*** Begin section ***

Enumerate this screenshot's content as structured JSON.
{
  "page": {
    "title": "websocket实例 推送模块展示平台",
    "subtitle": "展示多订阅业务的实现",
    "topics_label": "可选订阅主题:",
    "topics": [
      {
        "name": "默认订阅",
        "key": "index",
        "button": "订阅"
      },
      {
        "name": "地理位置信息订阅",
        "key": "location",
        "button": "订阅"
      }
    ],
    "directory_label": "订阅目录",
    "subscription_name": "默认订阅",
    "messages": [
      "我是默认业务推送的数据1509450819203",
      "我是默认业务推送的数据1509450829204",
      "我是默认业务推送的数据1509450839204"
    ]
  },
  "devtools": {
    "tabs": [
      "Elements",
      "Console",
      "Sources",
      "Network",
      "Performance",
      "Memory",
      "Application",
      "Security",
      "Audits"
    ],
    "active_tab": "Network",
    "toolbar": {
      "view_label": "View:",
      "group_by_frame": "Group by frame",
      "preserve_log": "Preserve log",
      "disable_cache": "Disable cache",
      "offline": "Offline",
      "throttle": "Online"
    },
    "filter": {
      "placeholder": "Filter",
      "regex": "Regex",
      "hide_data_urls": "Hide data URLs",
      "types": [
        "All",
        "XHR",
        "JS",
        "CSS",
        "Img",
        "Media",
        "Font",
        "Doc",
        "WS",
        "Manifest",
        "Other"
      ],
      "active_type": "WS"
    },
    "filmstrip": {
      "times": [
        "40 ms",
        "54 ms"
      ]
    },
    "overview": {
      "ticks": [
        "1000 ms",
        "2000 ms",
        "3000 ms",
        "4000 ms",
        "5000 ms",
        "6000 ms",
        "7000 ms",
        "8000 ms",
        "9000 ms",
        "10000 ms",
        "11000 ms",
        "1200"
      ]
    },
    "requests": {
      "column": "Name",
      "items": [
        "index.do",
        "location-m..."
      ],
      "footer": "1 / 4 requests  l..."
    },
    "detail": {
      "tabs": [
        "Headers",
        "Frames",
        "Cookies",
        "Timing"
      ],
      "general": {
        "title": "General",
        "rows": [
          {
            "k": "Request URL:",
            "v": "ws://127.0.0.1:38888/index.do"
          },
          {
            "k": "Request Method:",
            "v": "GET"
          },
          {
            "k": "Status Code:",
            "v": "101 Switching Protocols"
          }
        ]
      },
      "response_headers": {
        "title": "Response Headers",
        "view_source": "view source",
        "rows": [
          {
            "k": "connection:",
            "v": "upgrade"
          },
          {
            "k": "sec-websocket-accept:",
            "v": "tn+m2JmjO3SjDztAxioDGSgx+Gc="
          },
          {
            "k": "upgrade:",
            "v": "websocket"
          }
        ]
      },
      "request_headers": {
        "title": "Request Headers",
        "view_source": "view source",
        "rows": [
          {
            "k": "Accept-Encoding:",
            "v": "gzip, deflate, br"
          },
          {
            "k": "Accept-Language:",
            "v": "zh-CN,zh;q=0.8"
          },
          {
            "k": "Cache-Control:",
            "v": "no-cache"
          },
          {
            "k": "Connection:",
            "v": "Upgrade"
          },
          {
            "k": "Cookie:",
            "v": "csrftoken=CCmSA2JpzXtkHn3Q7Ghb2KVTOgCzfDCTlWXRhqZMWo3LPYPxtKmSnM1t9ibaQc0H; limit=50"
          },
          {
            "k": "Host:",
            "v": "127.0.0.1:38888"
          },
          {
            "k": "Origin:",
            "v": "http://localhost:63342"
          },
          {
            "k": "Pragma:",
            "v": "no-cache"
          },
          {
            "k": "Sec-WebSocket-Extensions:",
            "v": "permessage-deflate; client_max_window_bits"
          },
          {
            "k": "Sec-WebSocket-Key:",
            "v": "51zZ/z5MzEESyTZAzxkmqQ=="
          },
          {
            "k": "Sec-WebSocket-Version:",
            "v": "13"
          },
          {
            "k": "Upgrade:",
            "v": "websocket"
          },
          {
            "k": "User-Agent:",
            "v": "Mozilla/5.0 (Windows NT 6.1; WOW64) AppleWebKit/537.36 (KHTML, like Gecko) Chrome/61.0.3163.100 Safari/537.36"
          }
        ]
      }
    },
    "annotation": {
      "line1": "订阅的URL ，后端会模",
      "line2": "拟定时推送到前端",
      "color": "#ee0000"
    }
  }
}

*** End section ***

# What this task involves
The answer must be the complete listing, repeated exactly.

# Solution to the exercise
Enumerate this screenshot's content as structured JSON.
{
  "page": {
    "title": "websocket实例 推送模块展示平台",
    "subtitle": "展示多订阅业务的实现",
    "topics_label": "可选订阅主题:",
    "topics": [
      {
        "name": "默认订阅",
        "key": "index",
        "button": "订阅"
      },
      {
        "name": "地理位置信息订阅",
        "key": "location",
        "button": "订阅"
      }
    ],
    "directory_label": "订阅目录",
    "subscription_name": "默认订阅",
    "messages": [
      "我是默认业务推送的数据1509450819203",
      "我是默认业务推送的数据1509450829204",
      "我是默认业务推送的数据1509450839204"
    ]
  },
  "devtools": {
    "tabs": [
      "Elements",
      "Console",
      "Sources",
      "Network",
      "Performance",
      "Memory",
      "Application",
      "Security",
      "Audits"
    ],
    "active_tab": "Network",
    "toolbar": {
      "view_label": "View:",
      "group_by_frame": "Group by frame",
      "preserve_log": "Preserve log",
      "disable_cache": "Disable cache",
      "offline": "Offline",
      "throttle": "Online"
    },
    "filter": {
      "placeholder": "Filter",
      "regex": "Regex",
      "hide_data_urls": "Hide data URLs",
      "types": [
        "All",
        "XHR",
        "JS",
        "CSS",
        "Img",
        "Media",
        "Font",
        "Doc",
        "WS",
        "Manifest",
        "Other"
      ],
      "active_type": "WS"
    },
    "filmstrip": {
      "times": [
        "40 ms",
        "54 ms"
      ]
    },
    "overview": {
      "ticks": [
        "1000 ms",
        "2000 ms",
        "3000 ms",
        "4000 ms",
        "5000 ms",
        "6000 ms",
        "7000 ms",
        "8000 ms",
        "9000 ms",
        "10000 ms",
        "11000 ms",
        "1200"
      ]
    },
    "requests": {
      "column": "Name",
      "items": [
        "index.do",
        "location-m..."
      ],
      "footer": "1 / 4 requests  l..."
    },
    "detail": {
      "tabs": [
        "Headers",
        "Frames",
        "Cookies",
        "Timing"
      ],
      "general": {
        "title": "General",
        "rows": [
          {
            "k": "Request URL:",
            "v": "ws://127.0.0.1:38888/index.do"
          },
          {
            "k": "Request Method:",
            "v": "GET"
          },
          {
            "k": "Status Code:",
            "v": "101 Switching Protocols"
          }
        ]
      },
      "response_headers": {
        "title": "Response Headers",
        "view_source": "view source",
        "rows": [
          {
            "k": "connection:",
            "v": "upgrade"
          },
          {
            "k": "sec-websocket-accept:",
            "v": "tn+m2JmjO3SjDztAxioDGSgx+Gc="
          },
          {
            "k": "upgrade:",
            "v": "websocket"
          }
        ]
      },
      "request_headers": {
        "title": "Request Headers",
        "view_source": "view source",
        "rows": [
          {
            "k": "Accept-Encoding:",
            "v": "gzip, deflate, br"
          },
          {
            "k": "Accept-Language:",
            "v": "zh-CN,zh;q=0.8"
          },
          {
            "k": "Cache-Control:",
            "v": "no-cache"
          },
          {
            "k": "Connection:",
            "v": "Upgrade"
          },
          {
            "k": "Cookie:",
            "v": "csrftoken=CCmSA2JpzXtkHn3Q7Ghb2KVTOgCzfDCTlWXRhqZMWo3LPYPxtKmSnM1t9ibaQc0H; limit=50"
          },
          {
            "k": "Host:",
            "v": "127.0.0.1:38888"
          },
          {
            "k": "Origin:",
            "v": "http://localhost:63342"
          },
          {
            "k": "Pragma:",
            "v": "no-cache"
          },
          {
            "k": "Sec-WebSocket-Extensions:",
            "v": "permessage-deflate; client_max_window_bits"
          },
          {
            "k": "Sec-WebSocket-Key:",
            "v": "51zZ/z5MzEESyTZAzxkmqQ=="
          },
          {
            "k": "Sec-WebSocket-Version:",
            "v": "13"
          },
          {
            "k": "Upgrade:",
            "v": "websocket"
          },
          {
            "k": "User-Agent:",
            "v": "Mozilla/5.0 (Windows NT 6.1; WOW64) AppleWebKit/537.36 (KHTML, like Gecko) Chrome/61.0.3163.100 Safari/537.36"
          }
        ]
      }
    },
    "annotation": {
      "line1": "订阅的URL ，后端会模",
      "line2": "拟定时推送到前端",
      "color": "#ee0000"
    }
  }
}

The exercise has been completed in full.